It’s been awhile since I’ve last written a blog, but then again, life often gets in the way and all. This time around, a lot of that is thanks to the hectic days of this year’s Gamescom which took place last week. Most of my time in those early days of the event were spent either writing or managing news for TrueAchievements, so it didn’t leave much time to focus on my own personal blogging. However, now that things have died down, I figured the most appropriate way to get back into the swing of things would be to write a wrap-up of what I saw at the conferences that appealed to my tastes directly.
Ever since I truly got into the Assassin’s Creed franchise, after Assassin’s Creed II regained my attention, I’ve always felt completely open to playing a new game once a year. Maybe it’s my love for history talking, and loving the fact that I can explore these worlds in a different fashion, that leads to me not being overwhelmed by these releases. Well now it appears, for at least this one year, that we’re going to be upping it to two games a year, and that’s completely fine with me.
Not even a week after I had written a blog about the shaky future of Homefront: The Revolution, Deep Silver stepped in and saved the day by acquiring the IP. I had mentioned in that blog that I viewed the best case scenario as being Deep Silver providing the funding to Crytek to continue development themselves, but the way things worked out it appears it will be the same basic thing.
EA has received a lot of heat from the gaming audience over the past few years, even being named The Worst Company in America two straight times. There has been the always-online DRM fiasco, the early issues with a broken SimCity, additional early issues with Battlefield 4, and plenty of occurrences of tacked-on DLCs for several games which probably could have just been included in the original game. While I personally have never been that up in arms with EA over some of their less popular business decisions, and certainly would never label them as the absolute worst company in the country, there are plenty of people who haven’t been EA’s biggest fans. Maybe, just maybe though, today’s big announcement might please some disgruntled consumers.

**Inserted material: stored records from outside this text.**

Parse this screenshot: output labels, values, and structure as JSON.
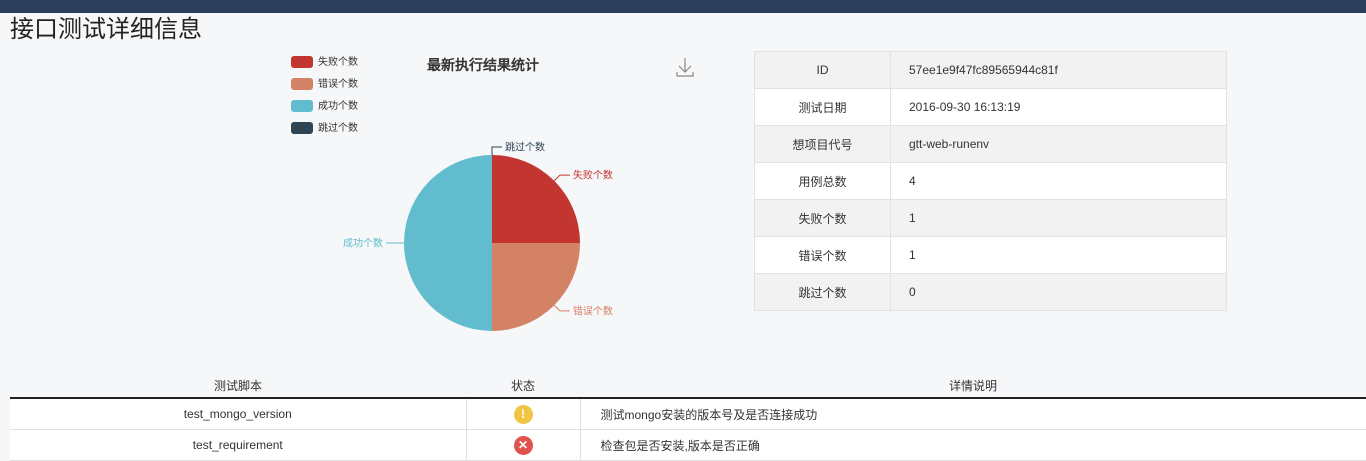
{
  "page": {
    "title": "接口测试详细信息"
  },
  "chart_data": {
    "type": "pie",
    "title": "最新执行结果统计",
    "categories": [
      "失败个数",
      "错误个数",
      "成功个数",
      "跳过个数"
    ],
    "values": [
      1,
      1,
      2,
      0
    ],
    "colors": [
      "#c23531",
      "#d48265",
      "#61bdcd",
      "#2f4554"
    ],
    "legend": "top-left",
    "download_icon": "download-icon"
  },
  "info": {
    "rows": [
      {
        "key": "ID",
        "value": "57ee1e9f47fc89565944c81f"
      },
      {
        "key": "测试日期",
        "value": "2016-09-30 16:13:19"
      },
      {
        "key": "想项目代号",
        "value": "gtt-web-runenv"
      },
      {
        "key": "用例总数",
        "value": "4"
      },
      {
        "key": "失败个数",
        "value": "1"
      },
      {
        "key": "错误个数",
        "value": "1"
      },
      {
        "key": "跳过个数",
        "value": "0"
      }
    ]
  },
  "results": {
    "headers": [
      "测试脚本",
      "状态",
      "详情说明"
    ],
    "rows": [
      {
        "script": "test_mongo_version",
        "status_icon": "warning-icon",
        "status_symbol": "!",
        "status_color": "#f0c543",
        "detail": "测试mongo安装的版本号及是否连接成功"
      },
      {
        "script": "test_requirement",
        "status_icon": "error-icon",
        "status_symbol": "✕",
        "status_color": "#e0524c",
        "detail": "检查包是否安装,版本是否正确"
      }
    ]
  }
}
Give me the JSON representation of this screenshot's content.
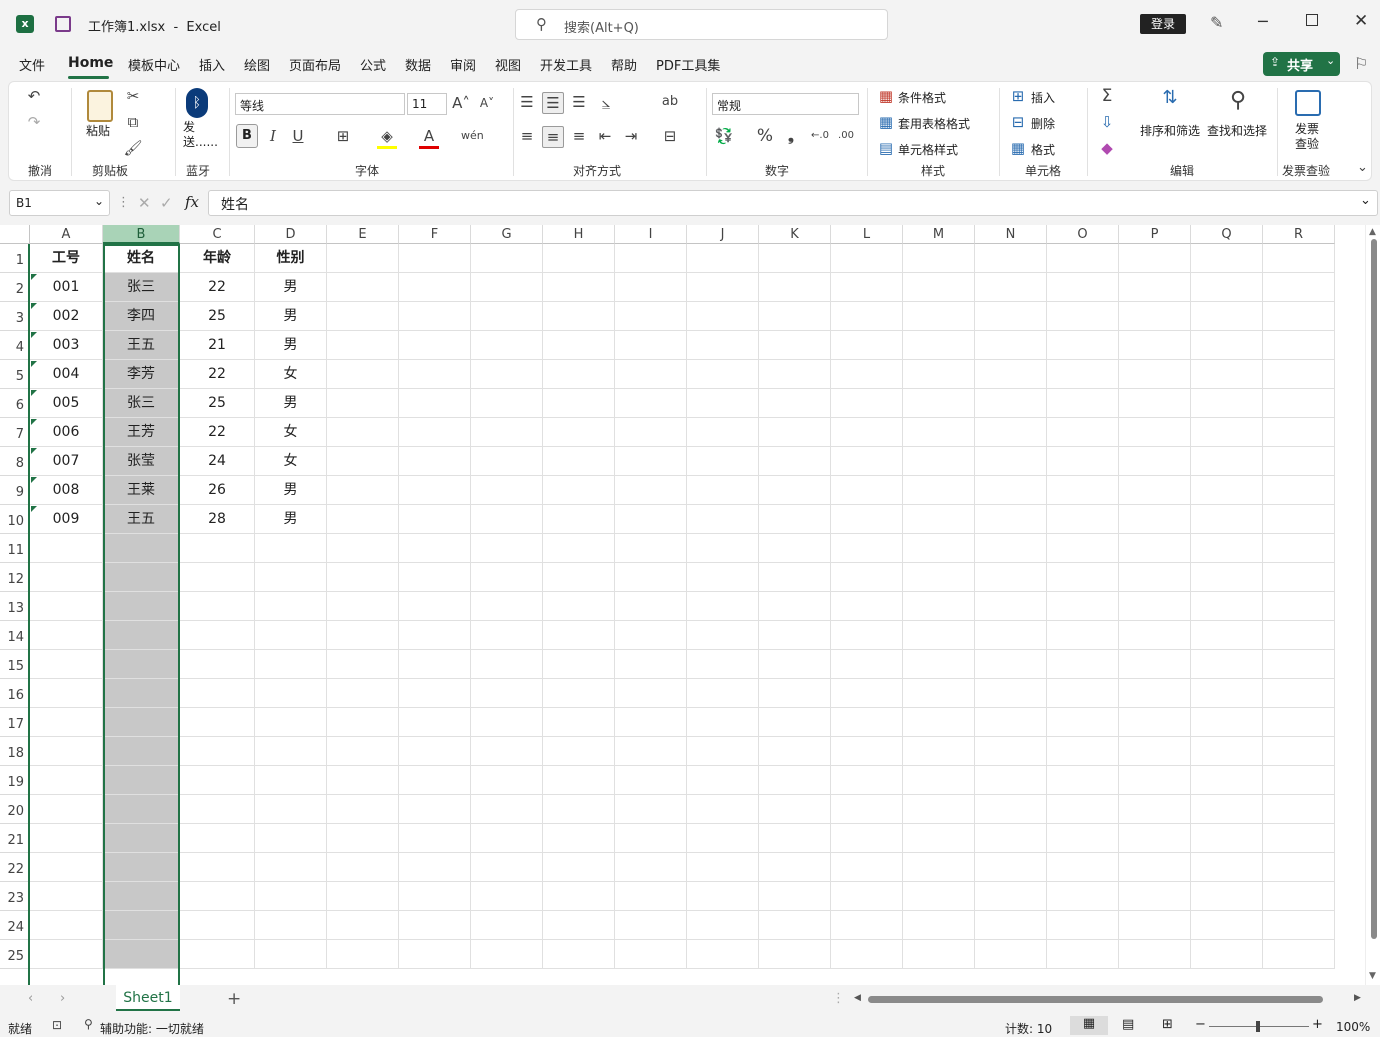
{
  "window": {
    "title": "工作簿1.xlsx  -  Excel",
    "login_label": "登录"
  },
  "search": {
    "placeholder": "搜索(Alt+Q)"
  },
  "menu": {
    "items": [
      "文件",
      "Home",
      "模板中心",
      "插入",
      "绘图",
      "页面布局",
      "公式",
      "数据",
      "审阅",
      "视图",
      "开发工具",
      "帮助",
      "PDF工具集"
    ],
    "active": "Home",
    "share_label": "共享"
  },
  "ribbon": {
    "groups": {
      "undo": "撤消",
      "clipboard": "剪贴板",
      "bluetooth": "蓝牙",
      "font": "字体",
      "align": "对齐方式",
      "number": "数字",
      "styles": "样式",
      "cells": "单元格",
      "edit": "编辑",
      "invoice": "发票查验"
    },
    "paste_label": "粘贴",
    "send_label": "发送......",
    "font_name": "等线",
    "font_size": "11",
    "number_format": "常规",
    "conditional_format": "条件格式",
    "table_format": "套用表格格式",
    "cell_style": "单元格样式",
    "insert": "插入",
    "delete": "删除",
    "format": "格式",
    "sort_filter": "排序和筛选",
    "find_select": "查找和选择",
    "invoice_check": "发票查验",
    "accent": "#217346"
  },
  "formula_bar": {
    "name_box": "B1",
    "fx": "fx",
    "content": "姓名"
  },
  "sheet": {
    "columns": [
      "A",
      "B",
      "C",
      "D",
      "E",
      "F",
      "G",
      "H",
      "I",
      "J",
      "K",
      "L",
      "M",
      "N",
      "O",
      "P",
      "Q",
      "R"
    ],
    "selected_column": "B",
    "rows": [
      [
        "工号",
        "姓名",
        "年龄",
        "性别"
      ],
      [
        "001",
        "张三",
        "22",
        "男"
      ],
      [
        "002",
        "李四",
        "25",
        "男"
      ],
      [
        "003",
        "王五",
        "21",
        "男"
      ],
      [
        "004",
        "李芳",
        "22",
        "女"
      ],
      [
        "005",
        "张三",
        "25",
        "男"
      ],
      [
        "006",
        "王芳",
        "22",
        "女"
      ],
      [
        "007",
        "张莹",
        "24",
        "女"
      ],
      [
        "008",
        "王莱",
        "26",
        "男"
      ],
      [
        "009",
        "王五",
        "28",
        "男"
      ]
    ],
    "row_numbers": [
      "1",
      "2",
      "3",
      "4",
      "5",
      "6",
      "7",
      "8",
      "9",
      "10",
      "11",
      "12",
      "13",
      "14",
      "15",
      "16",
      "17",
      "18",
      "19",
      "20",
      "21",
      "22",
      "23",
      "24",
      "25"
    ]
  },
  "tabs": {
    "sheet_name": "Sheet1",
    "add": "+"
  },
  "status": {
    "ready": "就绪",
    "accessibility": "辅助功能: 一切就绪",
    "count": "计数: 10",
    "zoom": "100%"
  }
}
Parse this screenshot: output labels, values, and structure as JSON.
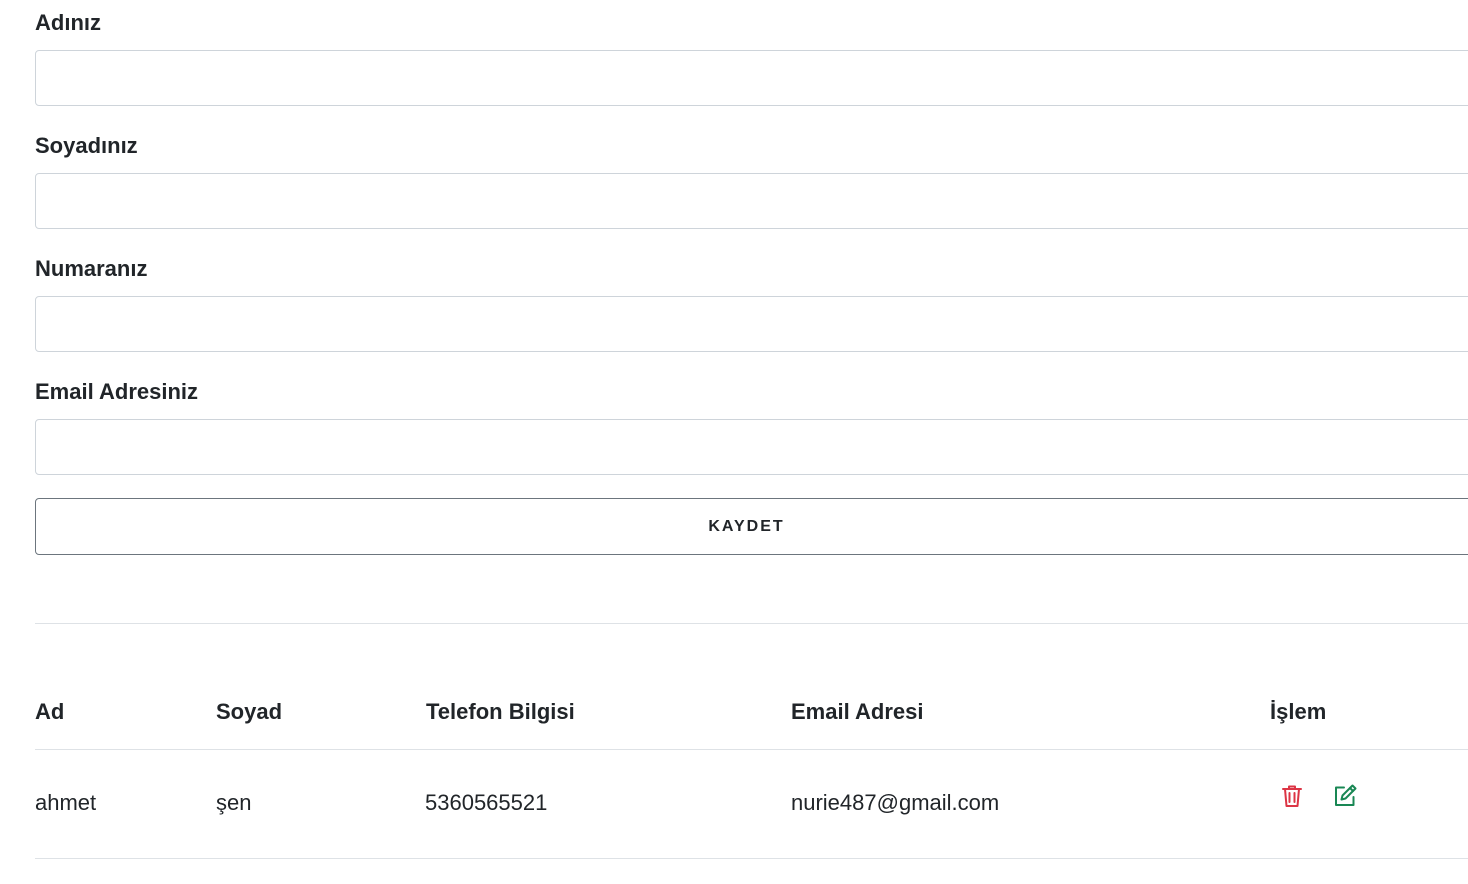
{
  "form": {
    "first_name": {
      "label": "Adınız",
      "value": "",
      "placeholder": ""
    },
    "last_name": {
      "label": "Soyadınız",
      "value": "",
      "placeholder": ""
    },
    "phone": {
      "label": "Numaranız",
      "value": "",
      "placeholder": ""
    },
    "email": {
      "label": "Email Adresiniz",
      "value": "",
      "placeholder": ""
    },
    "save_label": "KAYDET"
  },
  "table": {
    "headers": [
      "Ad",
      "Soyad",
      "Telefon Bilgisi",
      "Email Adresi",
      "İşlem"
    ],
    "rows": [
      {
        "ad": "ahmet",
        "soyad": "şen",
        "telefon": "5360565521",
        "email": "nurie487@gmail.com",
        "actions": [
          "trash-icon",
          "edit-icon"
        ]
      }
    ]
  },
  "colors": {
    "delete": "#dc3545",
    "edit": "#198754"
  }
}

War is a genre that has had a lot of popularity in video games. Yet despite the common knowledge that war is a terrible thing, which has devastating effects on everything around it, games have tended to focus on the action – the big explosions, gunning down the “bad guys,” surviving impossible situations, etc – rather than on the individual stories of those affected. Furthermore, most of the attention has historically been placed on World War II, or other conflicts, rather than the First World War. Ubisoft Montpellier has changed that trend with the beautiful puzzle adventure game, Valiant Hearts: The Great War.